Interface dataset entries:
════════════════

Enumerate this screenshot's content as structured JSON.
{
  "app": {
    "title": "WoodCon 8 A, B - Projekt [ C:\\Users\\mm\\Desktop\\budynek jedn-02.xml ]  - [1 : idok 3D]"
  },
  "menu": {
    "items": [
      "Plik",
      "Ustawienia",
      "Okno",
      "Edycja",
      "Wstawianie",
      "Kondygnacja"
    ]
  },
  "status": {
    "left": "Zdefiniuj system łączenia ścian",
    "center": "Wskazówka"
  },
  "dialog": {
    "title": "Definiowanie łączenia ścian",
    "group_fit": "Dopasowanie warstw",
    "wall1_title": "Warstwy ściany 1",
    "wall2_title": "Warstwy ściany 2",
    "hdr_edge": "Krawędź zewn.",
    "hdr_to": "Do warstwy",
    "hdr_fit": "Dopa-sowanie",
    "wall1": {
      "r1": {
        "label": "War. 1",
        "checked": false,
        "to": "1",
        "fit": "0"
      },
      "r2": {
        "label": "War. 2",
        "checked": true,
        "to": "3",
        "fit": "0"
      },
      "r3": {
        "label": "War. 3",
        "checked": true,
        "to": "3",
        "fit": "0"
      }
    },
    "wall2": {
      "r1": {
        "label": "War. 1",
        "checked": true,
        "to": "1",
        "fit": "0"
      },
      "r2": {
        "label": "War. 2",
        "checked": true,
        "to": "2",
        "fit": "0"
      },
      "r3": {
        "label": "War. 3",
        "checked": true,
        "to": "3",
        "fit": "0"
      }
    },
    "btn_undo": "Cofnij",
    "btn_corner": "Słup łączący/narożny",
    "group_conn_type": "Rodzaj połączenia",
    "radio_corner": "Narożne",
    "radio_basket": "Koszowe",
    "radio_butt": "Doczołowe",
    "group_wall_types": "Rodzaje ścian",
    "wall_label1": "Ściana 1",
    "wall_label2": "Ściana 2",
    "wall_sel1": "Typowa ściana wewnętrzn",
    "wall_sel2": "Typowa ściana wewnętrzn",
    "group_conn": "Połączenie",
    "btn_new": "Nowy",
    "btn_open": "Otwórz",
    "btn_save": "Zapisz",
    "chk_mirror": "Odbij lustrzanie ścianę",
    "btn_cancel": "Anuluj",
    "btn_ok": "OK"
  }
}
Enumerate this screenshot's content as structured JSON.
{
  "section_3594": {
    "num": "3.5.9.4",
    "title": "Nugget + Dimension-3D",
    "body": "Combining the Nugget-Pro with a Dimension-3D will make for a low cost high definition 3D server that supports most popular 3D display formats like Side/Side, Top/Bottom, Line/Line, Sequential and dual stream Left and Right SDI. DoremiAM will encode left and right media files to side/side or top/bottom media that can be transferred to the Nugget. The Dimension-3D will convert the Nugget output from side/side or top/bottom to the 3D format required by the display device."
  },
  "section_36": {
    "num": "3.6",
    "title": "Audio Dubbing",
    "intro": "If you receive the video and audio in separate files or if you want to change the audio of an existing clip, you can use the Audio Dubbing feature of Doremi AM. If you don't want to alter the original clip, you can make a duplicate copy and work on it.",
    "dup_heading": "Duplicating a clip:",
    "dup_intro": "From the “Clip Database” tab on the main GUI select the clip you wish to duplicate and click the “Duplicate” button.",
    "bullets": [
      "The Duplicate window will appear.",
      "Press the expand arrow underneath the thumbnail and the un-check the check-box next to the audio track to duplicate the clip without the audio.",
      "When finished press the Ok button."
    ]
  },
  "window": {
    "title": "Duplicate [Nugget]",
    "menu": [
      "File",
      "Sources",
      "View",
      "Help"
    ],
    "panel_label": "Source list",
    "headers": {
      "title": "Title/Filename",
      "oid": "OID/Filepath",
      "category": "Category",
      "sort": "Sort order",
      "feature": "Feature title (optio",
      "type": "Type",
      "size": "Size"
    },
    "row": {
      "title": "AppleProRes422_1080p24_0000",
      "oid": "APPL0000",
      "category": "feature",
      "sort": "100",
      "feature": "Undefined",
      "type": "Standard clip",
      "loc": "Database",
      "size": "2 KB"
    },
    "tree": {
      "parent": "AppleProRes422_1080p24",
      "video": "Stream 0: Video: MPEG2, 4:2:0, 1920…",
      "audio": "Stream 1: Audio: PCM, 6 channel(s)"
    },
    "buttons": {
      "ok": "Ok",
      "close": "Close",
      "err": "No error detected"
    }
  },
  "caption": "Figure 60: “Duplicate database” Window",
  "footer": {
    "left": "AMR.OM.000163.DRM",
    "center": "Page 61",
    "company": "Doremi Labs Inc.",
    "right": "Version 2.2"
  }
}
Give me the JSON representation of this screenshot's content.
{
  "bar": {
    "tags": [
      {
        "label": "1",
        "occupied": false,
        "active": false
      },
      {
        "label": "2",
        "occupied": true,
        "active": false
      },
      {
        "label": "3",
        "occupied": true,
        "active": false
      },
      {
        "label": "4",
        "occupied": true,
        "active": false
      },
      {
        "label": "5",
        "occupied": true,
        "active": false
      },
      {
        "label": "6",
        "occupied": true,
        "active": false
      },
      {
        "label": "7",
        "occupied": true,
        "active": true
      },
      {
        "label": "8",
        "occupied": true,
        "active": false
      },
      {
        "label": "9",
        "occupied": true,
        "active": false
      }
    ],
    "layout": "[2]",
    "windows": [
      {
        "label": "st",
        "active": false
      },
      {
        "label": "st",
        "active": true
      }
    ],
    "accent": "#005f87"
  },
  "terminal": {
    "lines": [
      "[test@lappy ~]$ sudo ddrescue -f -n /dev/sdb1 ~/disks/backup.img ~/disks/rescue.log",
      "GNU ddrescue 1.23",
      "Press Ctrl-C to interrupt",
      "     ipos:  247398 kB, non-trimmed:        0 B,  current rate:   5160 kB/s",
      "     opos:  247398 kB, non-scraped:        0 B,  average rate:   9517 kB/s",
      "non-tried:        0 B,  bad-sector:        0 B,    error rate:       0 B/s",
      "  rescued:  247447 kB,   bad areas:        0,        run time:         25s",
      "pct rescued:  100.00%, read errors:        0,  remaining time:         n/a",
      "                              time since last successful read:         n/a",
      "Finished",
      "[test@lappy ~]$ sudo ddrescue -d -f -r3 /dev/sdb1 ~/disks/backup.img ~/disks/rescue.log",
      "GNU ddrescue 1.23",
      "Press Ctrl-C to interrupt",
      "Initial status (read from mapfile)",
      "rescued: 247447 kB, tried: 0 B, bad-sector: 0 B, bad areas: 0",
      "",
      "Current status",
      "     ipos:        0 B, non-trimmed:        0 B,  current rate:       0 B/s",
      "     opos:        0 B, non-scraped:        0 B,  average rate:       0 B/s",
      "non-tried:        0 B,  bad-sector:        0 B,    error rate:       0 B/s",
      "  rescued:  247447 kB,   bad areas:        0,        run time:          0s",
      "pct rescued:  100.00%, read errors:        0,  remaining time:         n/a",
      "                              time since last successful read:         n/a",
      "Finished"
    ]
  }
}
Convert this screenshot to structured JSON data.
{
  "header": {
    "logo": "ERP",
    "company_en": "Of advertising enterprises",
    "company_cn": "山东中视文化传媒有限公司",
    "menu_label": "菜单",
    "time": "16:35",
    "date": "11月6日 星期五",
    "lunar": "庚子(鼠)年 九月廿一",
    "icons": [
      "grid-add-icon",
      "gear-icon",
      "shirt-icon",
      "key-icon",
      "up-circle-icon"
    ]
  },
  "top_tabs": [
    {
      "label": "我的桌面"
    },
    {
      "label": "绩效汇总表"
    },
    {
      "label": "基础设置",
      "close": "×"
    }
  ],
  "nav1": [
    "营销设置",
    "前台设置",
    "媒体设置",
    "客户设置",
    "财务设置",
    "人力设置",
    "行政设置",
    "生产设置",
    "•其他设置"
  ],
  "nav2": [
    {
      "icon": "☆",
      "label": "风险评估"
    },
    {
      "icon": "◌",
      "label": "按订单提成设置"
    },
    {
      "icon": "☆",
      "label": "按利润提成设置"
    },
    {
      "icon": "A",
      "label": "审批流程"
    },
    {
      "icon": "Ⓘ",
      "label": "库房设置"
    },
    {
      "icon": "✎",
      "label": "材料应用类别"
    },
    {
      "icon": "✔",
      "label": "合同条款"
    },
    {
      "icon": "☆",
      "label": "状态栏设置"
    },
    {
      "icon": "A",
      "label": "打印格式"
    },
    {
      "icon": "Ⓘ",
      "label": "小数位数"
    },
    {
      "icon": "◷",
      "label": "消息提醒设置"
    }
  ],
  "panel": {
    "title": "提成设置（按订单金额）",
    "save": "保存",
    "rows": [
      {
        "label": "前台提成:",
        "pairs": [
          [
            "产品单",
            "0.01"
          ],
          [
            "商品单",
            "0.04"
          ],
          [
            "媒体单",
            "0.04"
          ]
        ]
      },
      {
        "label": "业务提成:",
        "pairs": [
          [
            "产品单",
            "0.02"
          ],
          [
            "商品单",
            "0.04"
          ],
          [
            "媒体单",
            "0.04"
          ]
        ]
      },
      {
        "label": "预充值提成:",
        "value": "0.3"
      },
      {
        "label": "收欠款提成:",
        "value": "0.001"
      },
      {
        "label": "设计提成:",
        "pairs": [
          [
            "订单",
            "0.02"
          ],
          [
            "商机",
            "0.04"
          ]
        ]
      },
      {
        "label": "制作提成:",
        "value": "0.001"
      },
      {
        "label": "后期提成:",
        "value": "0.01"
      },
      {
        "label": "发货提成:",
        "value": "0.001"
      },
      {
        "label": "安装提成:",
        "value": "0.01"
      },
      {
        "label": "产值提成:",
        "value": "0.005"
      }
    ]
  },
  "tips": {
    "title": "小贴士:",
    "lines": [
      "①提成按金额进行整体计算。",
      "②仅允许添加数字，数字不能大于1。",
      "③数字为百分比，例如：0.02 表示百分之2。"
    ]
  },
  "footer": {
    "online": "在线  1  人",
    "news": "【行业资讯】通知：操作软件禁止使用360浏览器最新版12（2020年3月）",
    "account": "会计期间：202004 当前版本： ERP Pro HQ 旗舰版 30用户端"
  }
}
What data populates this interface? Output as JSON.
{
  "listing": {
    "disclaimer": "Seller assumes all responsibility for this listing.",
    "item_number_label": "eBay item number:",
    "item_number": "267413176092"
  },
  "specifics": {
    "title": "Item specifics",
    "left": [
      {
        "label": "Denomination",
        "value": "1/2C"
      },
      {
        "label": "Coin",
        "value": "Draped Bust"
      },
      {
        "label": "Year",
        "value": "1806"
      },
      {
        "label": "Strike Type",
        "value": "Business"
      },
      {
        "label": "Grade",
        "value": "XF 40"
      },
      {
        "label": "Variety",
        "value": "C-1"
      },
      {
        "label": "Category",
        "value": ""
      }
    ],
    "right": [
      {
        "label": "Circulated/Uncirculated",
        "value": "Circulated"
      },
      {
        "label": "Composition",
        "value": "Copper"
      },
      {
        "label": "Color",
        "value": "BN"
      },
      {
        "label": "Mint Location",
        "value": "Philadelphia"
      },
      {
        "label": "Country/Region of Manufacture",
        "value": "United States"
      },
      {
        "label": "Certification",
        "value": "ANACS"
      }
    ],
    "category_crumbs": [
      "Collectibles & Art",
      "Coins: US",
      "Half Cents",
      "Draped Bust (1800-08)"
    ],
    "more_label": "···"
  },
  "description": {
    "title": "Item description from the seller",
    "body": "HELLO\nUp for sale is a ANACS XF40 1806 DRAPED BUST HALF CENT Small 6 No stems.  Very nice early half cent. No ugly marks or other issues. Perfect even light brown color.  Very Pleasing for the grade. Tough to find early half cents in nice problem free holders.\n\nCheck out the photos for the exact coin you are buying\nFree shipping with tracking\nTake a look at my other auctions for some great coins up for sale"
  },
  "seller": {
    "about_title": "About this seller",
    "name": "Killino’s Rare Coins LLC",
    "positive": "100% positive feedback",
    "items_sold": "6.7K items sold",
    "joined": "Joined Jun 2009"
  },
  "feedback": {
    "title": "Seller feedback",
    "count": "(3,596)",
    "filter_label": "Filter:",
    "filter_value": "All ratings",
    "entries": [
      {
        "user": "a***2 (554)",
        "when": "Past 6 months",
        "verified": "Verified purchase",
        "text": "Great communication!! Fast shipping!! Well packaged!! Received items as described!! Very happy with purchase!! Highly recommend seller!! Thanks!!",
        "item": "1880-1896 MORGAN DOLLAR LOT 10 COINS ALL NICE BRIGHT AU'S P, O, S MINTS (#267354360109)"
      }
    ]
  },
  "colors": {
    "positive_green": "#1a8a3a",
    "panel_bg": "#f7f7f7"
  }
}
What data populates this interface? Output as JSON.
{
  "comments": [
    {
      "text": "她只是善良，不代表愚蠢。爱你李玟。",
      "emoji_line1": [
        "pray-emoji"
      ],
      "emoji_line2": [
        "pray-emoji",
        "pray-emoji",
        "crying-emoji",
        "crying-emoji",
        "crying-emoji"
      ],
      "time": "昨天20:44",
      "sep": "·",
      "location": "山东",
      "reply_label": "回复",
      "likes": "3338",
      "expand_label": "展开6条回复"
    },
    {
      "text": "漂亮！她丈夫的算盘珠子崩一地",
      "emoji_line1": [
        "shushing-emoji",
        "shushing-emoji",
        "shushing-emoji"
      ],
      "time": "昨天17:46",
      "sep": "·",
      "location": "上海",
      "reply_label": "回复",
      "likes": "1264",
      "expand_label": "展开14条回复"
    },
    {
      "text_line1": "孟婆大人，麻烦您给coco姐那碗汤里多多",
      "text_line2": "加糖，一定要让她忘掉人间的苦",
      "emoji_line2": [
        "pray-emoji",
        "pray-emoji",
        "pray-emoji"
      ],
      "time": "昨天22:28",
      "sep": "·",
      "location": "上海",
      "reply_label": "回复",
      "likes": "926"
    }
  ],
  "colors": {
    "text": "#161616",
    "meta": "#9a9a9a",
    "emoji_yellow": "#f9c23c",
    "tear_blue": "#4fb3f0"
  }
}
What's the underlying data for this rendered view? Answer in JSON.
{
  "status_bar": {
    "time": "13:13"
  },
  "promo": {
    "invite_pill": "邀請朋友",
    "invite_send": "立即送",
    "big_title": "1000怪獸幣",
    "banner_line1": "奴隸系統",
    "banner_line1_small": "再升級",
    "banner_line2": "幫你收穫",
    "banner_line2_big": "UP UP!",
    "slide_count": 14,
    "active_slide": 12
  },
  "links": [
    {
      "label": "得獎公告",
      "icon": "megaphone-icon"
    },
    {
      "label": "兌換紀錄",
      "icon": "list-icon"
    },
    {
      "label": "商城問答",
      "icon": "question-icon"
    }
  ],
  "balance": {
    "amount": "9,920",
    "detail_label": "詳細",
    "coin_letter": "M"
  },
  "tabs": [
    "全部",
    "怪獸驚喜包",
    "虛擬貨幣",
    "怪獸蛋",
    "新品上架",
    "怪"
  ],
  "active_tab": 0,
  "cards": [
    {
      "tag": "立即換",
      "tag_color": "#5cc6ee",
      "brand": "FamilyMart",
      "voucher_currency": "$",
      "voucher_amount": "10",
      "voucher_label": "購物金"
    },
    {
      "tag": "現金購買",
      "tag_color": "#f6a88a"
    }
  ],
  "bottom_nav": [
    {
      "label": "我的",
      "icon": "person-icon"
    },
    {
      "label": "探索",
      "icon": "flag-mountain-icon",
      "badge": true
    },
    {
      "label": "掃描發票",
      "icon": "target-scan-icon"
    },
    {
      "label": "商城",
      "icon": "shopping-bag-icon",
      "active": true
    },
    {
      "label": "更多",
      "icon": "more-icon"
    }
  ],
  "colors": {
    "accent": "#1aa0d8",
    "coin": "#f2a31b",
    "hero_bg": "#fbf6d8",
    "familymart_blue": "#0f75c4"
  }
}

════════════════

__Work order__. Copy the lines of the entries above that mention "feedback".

__Reply to the exercise__.
    "positive": "100% positive feedback",
  "feedback": {
    "title": "Seller feedback",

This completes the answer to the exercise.